April Producer Prices and Weekly Jobless Claims

KEY DATA: PPI: -0.4%; Goods: -0.7%; Services: -0.1%/ Claims: 264,000 (down 1,000)

IN A NUTSHELL: “Despite an even tightening labor market, inflation is totally under control, complicating the Fed’s decision-making.”
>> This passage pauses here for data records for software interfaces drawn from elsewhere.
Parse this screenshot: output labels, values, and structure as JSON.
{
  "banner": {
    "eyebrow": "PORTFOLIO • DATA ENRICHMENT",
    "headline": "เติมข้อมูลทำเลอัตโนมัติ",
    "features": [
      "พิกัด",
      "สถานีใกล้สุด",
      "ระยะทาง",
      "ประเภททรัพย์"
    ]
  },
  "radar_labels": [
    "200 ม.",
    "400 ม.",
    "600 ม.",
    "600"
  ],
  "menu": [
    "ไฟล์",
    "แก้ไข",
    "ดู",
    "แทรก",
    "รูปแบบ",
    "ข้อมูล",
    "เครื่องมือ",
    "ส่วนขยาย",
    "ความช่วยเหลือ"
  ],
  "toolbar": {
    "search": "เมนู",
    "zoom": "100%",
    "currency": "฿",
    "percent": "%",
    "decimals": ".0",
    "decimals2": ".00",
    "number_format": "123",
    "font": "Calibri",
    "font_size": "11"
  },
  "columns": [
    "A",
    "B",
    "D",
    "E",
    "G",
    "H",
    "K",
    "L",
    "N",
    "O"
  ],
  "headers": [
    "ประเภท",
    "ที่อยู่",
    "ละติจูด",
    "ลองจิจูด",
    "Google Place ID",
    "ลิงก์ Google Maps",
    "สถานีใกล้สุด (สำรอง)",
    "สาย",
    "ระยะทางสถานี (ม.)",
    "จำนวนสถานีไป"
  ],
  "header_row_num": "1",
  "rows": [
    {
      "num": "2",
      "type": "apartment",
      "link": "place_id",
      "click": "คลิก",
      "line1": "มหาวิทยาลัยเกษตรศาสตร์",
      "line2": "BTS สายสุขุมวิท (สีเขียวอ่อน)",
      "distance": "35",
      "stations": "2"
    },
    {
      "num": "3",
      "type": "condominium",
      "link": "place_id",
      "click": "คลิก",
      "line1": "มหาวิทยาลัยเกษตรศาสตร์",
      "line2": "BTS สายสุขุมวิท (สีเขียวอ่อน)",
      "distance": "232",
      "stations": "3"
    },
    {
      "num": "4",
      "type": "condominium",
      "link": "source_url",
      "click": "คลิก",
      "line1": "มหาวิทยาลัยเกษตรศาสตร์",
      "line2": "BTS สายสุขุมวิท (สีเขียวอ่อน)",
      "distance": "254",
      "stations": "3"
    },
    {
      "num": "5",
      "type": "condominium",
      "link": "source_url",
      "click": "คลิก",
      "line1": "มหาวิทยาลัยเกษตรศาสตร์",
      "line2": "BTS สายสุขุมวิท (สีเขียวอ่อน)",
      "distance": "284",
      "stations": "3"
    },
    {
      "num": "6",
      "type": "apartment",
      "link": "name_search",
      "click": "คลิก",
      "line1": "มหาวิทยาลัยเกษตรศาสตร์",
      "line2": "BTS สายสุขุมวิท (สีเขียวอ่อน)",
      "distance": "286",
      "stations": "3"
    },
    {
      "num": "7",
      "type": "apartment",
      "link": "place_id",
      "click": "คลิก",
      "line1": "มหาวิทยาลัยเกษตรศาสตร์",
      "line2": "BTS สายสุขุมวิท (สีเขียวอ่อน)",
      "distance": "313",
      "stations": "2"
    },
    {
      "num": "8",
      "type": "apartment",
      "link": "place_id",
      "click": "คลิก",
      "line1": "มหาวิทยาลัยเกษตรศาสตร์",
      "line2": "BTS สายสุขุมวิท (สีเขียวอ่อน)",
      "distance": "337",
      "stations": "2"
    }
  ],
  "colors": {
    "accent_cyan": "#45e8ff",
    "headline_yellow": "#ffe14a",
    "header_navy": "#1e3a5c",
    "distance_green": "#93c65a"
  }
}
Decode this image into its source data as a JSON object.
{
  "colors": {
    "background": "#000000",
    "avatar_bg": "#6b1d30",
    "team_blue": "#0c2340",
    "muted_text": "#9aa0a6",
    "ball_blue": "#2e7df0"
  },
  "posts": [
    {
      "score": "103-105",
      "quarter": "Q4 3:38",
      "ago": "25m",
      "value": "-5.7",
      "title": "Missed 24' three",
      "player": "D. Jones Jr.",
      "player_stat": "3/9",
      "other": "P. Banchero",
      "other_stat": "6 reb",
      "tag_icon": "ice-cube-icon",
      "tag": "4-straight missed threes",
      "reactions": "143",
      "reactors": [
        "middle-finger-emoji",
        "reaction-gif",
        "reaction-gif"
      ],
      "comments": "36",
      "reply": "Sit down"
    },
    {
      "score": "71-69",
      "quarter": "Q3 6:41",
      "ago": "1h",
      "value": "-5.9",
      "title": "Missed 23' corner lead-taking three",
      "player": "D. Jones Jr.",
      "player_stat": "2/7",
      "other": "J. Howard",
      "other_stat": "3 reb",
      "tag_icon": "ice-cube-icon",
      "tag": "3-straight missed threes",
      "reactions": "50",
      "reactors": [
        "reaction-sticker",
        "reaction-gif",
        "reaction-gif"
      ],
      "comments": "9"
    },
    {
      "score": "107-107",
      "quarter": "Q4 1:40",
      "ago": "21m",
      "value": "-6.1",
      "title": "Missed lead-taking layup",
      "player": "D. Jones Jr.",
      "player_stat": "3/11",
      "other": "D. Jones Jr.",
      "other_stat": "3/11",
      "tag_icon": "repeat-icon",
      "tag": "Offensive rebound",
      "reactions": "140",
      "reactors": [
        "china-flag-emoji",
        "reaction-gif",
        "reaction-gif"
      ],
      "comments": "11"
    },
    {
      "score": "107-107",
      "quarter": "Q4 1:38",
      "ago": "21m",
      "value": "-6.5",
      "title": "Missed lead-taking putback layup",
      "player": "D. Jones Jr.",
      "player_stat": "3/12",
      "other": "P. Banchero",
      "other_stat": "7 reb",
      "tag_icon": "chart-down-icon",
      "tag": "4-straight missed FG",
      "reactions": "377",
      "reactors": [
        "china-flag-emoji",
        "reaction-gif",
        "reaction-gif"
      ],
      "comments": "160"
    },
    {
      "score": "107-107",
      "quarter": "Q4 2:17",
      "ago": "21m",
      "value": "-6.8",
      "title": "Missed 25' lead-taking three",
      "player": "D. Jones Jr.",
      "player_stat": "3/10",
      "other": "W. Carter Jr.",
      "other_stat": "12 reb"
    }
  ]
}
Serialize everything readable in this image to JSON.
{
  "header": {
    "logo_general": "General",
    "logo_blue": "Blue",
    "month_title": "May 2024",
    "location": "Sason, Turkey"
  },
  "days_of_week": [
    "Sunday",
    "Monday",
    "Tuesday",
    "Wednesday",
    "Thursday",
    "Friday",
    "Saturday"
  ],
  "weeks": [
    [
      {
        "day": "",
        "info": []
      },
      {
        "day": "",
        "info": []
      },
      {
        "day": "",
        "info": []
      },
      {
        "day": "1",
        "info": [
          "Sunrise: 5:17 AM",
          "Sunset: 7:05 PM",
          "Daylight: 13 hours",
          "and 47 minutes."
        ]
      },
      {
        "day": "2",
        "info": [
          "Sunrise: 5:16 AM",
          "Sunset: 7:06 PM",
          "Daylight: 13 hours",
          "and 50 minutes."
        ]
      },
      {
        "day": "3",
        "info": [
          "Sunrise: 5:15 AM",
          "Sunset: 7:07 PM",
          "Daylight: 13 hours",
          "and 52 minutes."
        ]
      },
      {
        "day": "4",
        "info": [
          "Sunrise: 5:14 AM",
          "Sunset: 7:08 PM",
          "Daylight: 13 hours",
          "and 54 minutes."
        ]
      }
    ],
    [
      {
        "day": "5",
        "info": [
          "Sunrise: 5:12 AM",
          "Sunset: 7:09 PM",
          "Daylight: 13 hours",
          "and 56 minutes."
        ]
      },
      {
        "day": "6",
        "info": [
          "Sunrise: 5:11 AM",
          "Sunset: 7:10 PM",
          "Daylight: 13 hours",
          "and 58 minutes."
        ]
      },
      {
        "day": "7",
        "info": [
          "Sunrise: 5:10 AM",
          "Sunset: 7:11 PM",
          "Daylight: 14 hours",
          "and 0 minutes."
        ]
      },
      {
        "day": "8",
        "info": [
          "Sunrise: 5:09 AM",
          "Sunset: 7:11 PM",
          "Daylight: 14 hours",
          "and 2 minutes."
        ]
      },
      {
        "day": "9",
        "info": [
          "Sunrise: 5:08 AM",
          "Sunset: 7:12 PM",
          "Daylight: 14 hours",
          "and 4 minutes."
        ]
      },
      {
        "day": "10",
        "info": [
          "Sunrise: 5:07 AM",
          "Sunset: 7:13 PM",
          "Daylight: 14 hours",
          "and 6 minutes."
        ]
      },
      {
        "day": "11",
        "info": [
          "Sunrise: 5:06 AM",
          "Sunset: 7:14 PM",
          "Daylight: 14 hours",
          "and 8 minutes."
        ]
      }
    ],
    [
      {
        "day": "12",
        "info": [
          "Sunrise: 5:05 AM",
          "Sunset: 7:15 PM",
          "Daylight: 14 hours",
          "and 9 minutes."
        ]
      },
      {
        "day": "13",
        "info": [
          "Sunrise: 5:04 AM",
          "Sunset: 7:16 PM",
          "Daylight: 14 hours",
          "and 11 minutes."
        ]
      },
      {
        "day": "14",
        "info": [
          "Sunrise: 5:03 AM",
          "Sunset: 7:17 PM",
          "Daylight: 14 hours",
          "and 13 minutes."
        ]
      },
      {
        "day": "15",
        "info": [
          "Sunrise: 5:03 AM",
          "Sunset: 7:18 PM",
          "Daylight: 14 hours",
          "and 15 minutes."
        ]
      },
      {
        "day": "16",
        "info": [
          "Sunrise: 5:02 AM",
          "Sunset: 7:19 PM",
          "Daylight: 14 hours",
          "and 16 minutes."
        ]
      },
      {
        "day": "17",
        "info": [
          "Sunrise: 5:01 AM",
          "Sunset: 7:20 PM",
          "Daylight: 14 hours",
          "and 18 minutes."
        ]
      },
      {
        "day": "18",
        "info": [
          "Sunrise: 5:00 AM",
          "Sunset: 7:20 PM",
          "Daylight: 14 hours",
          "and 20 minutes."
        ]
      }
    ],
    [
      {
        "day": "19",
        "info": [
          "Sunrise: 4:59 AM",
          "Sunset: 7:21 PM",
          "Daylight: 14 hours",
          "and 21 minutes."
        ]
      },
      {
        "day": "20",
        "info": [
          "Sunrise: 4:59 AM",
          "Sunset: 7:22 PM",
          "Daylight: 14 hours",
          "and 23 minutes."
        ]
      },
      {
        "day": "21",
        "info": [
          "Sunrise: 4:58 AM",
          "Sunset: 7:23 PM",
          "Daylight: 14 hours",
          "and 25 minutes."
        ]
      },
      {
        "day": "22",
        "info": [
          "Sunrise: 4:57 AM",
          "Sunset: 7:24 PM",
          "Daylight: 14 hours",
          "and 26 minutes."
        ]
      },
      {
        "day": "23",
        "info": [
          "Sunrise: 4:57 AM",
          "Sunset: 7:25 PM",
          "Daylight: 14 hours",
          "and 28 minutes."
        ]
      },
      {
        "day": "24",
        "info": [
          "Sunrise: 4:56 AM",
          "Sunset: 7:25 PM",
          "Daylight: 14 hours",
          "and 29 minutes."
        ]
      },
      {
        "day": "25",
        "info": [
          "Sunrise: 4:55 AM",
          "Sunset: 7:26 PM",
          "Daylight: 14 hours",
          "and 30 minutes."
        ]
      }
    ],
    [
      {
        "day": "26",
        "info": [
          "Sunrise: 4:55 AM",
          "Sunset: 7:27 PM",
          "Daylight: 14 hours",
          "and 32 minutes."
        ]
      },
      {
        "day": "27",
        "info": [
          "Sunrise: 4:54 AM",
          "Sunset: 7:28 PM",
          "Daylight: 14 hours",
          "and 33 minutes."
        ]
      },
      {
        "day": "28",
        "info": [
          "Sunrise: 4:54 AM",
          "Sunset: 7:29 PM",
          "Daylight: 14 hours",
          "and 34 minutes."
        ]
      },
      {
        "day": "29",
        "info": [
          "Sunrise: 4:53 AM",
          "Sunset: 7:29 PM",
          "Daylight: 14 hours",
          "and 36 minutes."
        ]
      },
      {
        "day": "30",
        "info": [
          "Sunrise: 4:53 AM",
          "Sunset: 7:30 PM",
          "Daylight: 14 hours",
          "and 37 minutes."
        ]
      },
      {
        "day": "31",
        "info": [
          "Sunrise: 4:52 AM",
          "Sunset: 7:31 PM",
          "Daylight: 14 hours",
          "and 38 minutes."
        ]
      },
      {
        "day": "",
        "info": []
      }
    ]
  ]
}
WHAT IT MEANS: Life would be so much simpler for the Fed members if there was “normal” inflation, but alas, that is not the case. Yesterday we saw that import prices declined and today it was producer prices that were negative in April. The wholesale cost declines were really broadly based as both goods costs and services prices dropped. At the final demand level, which is the most processed, you have to search long and hard to find any product where prices rose and even there, the gains were relatively modest. Even in the services sector, which is about 63% of the index, the price increases we had been seeing have largely dissipated. There is some pressure at the intermediate level for services, but the pipeline for goods inflation starts all the way back at the crude component. And we know that the pathway from crude costs to finished goods costs in rarely straight. About the only measure that showed some inflation was the special index which excludes food, energy and trade. This was up modestly and over the year, the gain was less than one percent. Basically, there are no inflationary pressures the Fed has to worry about.

As for the labor market, unemployment claims remained at a level that we haven’t seen in fifteen years. Adjusting for the size of the labor force, we are now at record lows. That clearly indicates firms are holding onto workers as much as possible.  As labor needs keep expanding, firms will have to look to other methods to fill the growing job openings, so it is just a matter of time before wage gains jump. And don’t expect a slow acceleration. We are talking about a dam breaking here and the longer companies hold by the waters, the greater the flood.

MARKETS AND FED POLICY IMPLICATIONS: To hike or not to hike, that is the question. Right now, the economic and inflation data are mediocre enough that the Fed can stand pat. But Janet Yellen and her band of not so merry monetary policy makers are also concerned about the labor market. Looking just at the monthly hourly wage numbers, there doesn’t seem to be any compensation pressures building. But that is not the case when you look at the much more comprehensive employment cost index. That measure is accelerating and the rate of increase is back to the average for the last expansion. The unemployment rate is at or very near full employment, jobless claims are at record lows and job openings are near record highs. Oh, and it looks like the dollar has peaked. What this tells me is that the Fed must keep its finger on the trigger, even if it doesn’t have to pull it just yet. That said, investors love weak economic or inflation data, as it implies no immediate Fed rate hike, so the wholesale price numbers should make lots of traders happy.